However, some consideration should be given to what happens to assets upon an individual's death. If there is not a valid will, family members would have the burden and emotional stress of potentially complicated legal proceedings to determine who is entitled to what portion of the estate.
Those living in common law relationships may not be entitled to receive from their partner's estate unless the partner left a will. In Ontario, a legally married spouse of a deceased individual receives the first $200,000 ("preferential share") of the estate and shares the remaining amounts, if any, with the children of the deceased. The common law spouse does not have the same rights to inherit.
Wills should also name estate trustees (executors) who administer the estate. Without a will a wrong person may end in charge of the estate.
A power of attorney for property and a power of attorney for personal care ('living will") are also important to have. power of attorney for property appoints someone to manage the property of the owner when the owner is unable to do this. power of attorney for personal care stipulates the wishes regarding health care (such as a "do not resuscitate" directive).
Wills and other estate planning documents should be kept in a safe place such as a safety deposit box.
A lawyer in Ontario with experience in wills and estates law will help clients prepare their wills and other instruments dealing with the administration and disposition of their property.
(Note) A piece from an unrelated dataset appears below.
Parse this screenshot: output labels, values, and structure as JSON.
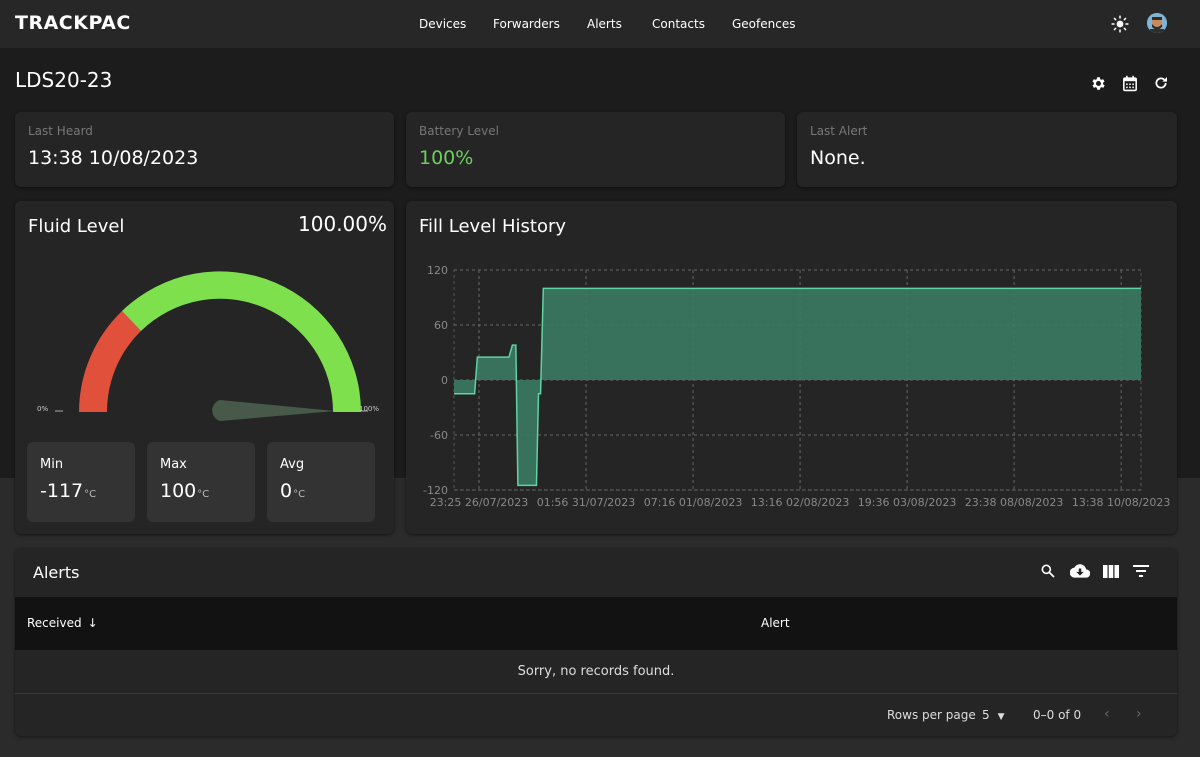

An experienced estate lawyer could also offer advice as to what should be included in a will or will be helpful in updating the documents as life situation changes.
Source: canadianfamily.ca, "7 Things You Need to Know About Making a Will", Accessed on Nov. 24, 2017